Fink’s opinions are keenly observed by investors since BlackRock, based in New York, manages $10 trillion in holdings, making it the world’s largest money manager. Indeed, the millionaire has so much financial clout that his thoughts can, to some extent, become self-fulfilling. He views the Ukraine situation, among other things, as hastening the growth of digital currencies and the transition away from fossil fuels.
“The ramifications of this war are not limited to Eastern Europe,” Fink said. “They are layered on top of a pandemic that has already had profound effects on political, economic and social trends. The impact will reverberate for decades to come in ways we can’t yet predict.”

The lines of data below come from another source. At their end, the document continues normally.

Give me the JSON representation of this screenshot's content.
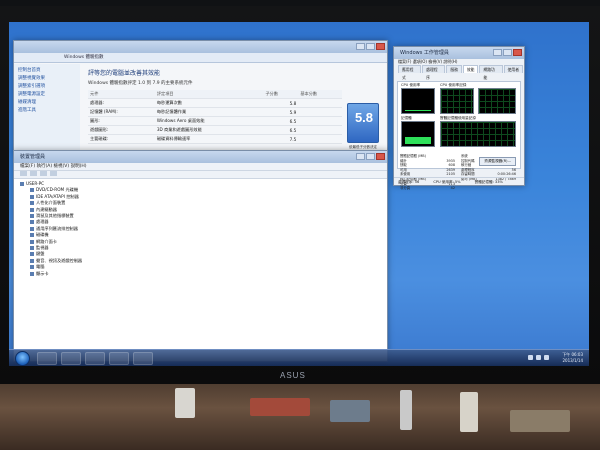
{
  "monitor": {
    "brand": "ASUS"
  },
  "system_window": {
    "address": "Windows 體驗指數",
    "sidebar": [
      "控制台首頁",
      "調整視覺效果",
      "調整索引選項",
      "調整電源設定",
      "磁碟清理",
      "進階工具"
    ],
    "heading": "評等您的電腦並改善其效能",
    "subtitle": "Windows 體驗指數評定 1.0 到 7.9 的主要系統元件",
    "table_headers": [
      "元件",
      "評定項目",
      "子分數",
      "基本分數"
    ],
    "rows": [
      {
        "component": "處理器:",
        "desc": "每秒運算次數",
        "score": "5.8"
      },
      {
        "component": "記憶體 (RAM):",
        "desc": "每秒記憶體作業",
        "score": "5.9"
      },
      {
        "component": "圖形:",
        "desc": "Windows Aero 桌面效能",
        "score": "6.5"
      },
      {
        "component": "遊戲圖形:",
        "desc": "3D 商業和遊戲圖形效能",
        "score": "6.5"
      },
      {
        "component": "主要磁碟:",
        "desc": "磁碟資料傳輸速率",
        "score": "7.5"
      }
    ],
    "base_score": "5.8",
    "base_caption": "依最低子分數決定"
  },
  "device_manager": {
    "title": "裝置管理員",
    "menu": "檔案(F)  執行(A)  檢視(V)  說明(H)",
    "root": "USER-PC",
    "items": [
      "DVD/CD-ROM 光碟機",
      "IDE ATA/ATAPI 控制器",
      "人性化介面裝置",
      "內建驅動器",
      "滑鼠及其他指標裝置",
      "處理器",
      "通用序列匯流排控制器",
      "磁碟機",
      "網路介面卡",
      "監視器",
      "鍵盤",
      "聲音、視訊及遊戲控制器",
      "電腦",
      "顯示卡"
    ]
  },
  "task_manager": {
    "title": "Windows 工作管理員",
    "menu": "檔案(F)  選項(O)  檢視(V)  說明(H)",
    "tabs": [
      "應用程式",
      "處理程序",
      "服務",
      "效能",
      "網路功能",
      "使用者"
    ],
    "labels": {
      "cpu_usage": "CPU 使用率",
      "cpu_history": "CPU 使用率記錄",
      "mem": "記憶體",
      "mem_history": "實體記憶體使用量記錄"
    },
    "cpu_percent": 5,
    "memory_percent": 33,
    "mem_label": "1.28 GB",
    "stats_left": [
      {
        "k": "實體記憶體 (MB)",
        "v": ""
      },
      {
        "k": "總計",
        "v": "3935"
      },
      {
        "k": "快取",
        "v": "608"
      },
      {
        "k": "可用",
        "v": "2639"
      },
      {
        "k": "未使用",
        "v": "2105"
      },
      {
        "k": "核心記憶體 (MB)",
        "v": ""
      },
      {
        "k": "分頁",
        "v": "113"
      },
      {
        "k": "非分頁",
        "v": "42"
      }
    ],
    "stats_right": [
      {
        "k": "系統",
        "v": ""
      },
      {
        "k": "控制代碼",
        "v": "17166"
      },
      {
        "k": "執行緒",
        "v": "667"
      },
      {
        "k": "處理程序",
        "v": "56"
      },
      {
        "k": "存留時間",
        "v": "0:00:26:46"
      },
      {
        "k": "認可 (MB)",
        "v": "1382 / 7869"
      }
    ],
    "resource_button": "資源監視器(R)...",
    "status": [
      "處理程序: 56",
      "CPU 使用率: 5%",
      "實體記憶體: 33%"
    ]
  },
  "taskbar": {
    "time": "下午 06:03",
    "date": "2013/1/14"
  }
}
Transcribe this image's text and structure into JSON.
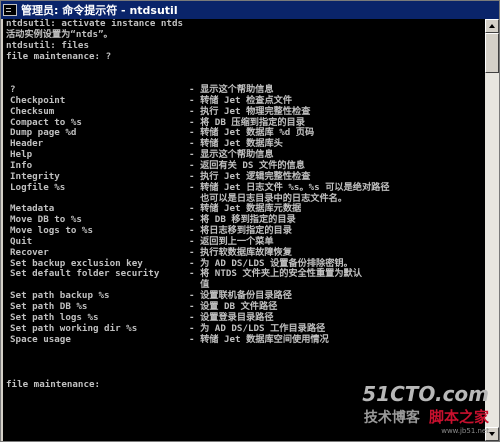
{
  "window": {
    "title": "管理员: 命令提示符 - ntdsutil"
  },
  "console": {
    "lines": [
      "ntdsutil: activate instance ntds",
      "活动实例设置为“ntds”。",
      "ntdsutil: files",
      "file maintenance: ?"
    ],
    "commands": [
      {
        "name": "?",
        "desc": "- 显示这个帮助信息"
      },
      {
        "name": "Checkpoint",
        "desc": "- 转储 Jet 检查点文件"
      },
      {
        "name": "Checksum",
        "desc": "- 执行 Jet 物理完整性检查"
      },
      {
        "name": "Compact to %s",
        "desc": "- 将 DB 压缩到指定的目录"
      },
      {
        "name": "Dump page %d",
        "desc": "- 转储 Jet 数据库 %d 页码"
      },
      {
        "name": "Header",
        "desc": "- 转储 Jet 数据库头"
      },
      {
        "name": "Help",
        "desc": "- 显示这个帮助信息"
      },
      {
        "name": "Info",
        "desc": "- 返回有关 DS 文件的信息"
      },
      {
        "name": "Integrity",
        "desc": "- 执行 Jet 逻辑完整性检查"
      },
      {
        "name": "Logfile %s",
        "desc": "- 转储 Jet 日志文件 %s。%s 可以是绝对路径"
      },
      {
        "name": "",
        "desc": "  也可以是日志目录中的日志文件名。"
      },
      {
        "name": "Metadata",
        "desc": "- 转储 Jet 数据库元数据"
      },
      {
        "name": "Move DB to %s",
        "desc": "- 将 DB 移到指定的目录"
      },
      {
        "name": "Move logs to %s",
        "desc": "- 将日志移到指定的目录"
      },
      {
        "name": "Quit",
        "desc": "- 返回到上一个菜单"
      },
      {
        "name": "Recover",
        "desc": "- 执行软数据库故障恢复"
      },
      {
        "name": "Set backup exclusion key",
        "desc": "- 为 AD DS/LDS 设置备份排除密钥。"
      },
      {
        "name": "Set default folder security",
        "desc": "- 将 NTDS 文件夹上的安全性重置为默认"
      },
      {
        "name": "",
        "desc": "  值"
      },
      {
        "name": "Set path backup %s",
        "desc": "- 设置联机备份目录路径"
      },
      {
        "name": "Set path DB %s",
        "desc": "- 设置 DB 文件路径"
      },
      {
        "name": "Set path logs %s",
        "desc": "- 设置登录目录路径"
      },
      {
        "name": "Set path working dir %s",
        "desc": "- 为 AD DS/LDS 工作目录路径"
      },
      {
        "name": "Space usage",
        "desc": "- 转储 Jet 数据库空间使用情况"
      }
    ],
    "prompt": "file maintenance:"
  },
  "watermark": {
    "line1": "51CTO.com",
    "line2": "技术博客",
    "line3": "脚本之家",
    "line4": "www.jb51.net"
  }
}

Fink and Russian authorities may not concur on the Ukraine conflict (the money manager blames Russia for the crisis), but they do understand that the global order is shifting. Last week, Russian President Vladimir Putin stated that sanctions against Moscow herald the end of an era, implying that the West’s “global dominance” both politically and economically is coming to a close. “The unipolar world has come to an end,” ex-President Dmitry Medvedev said last week, echoing those remarks.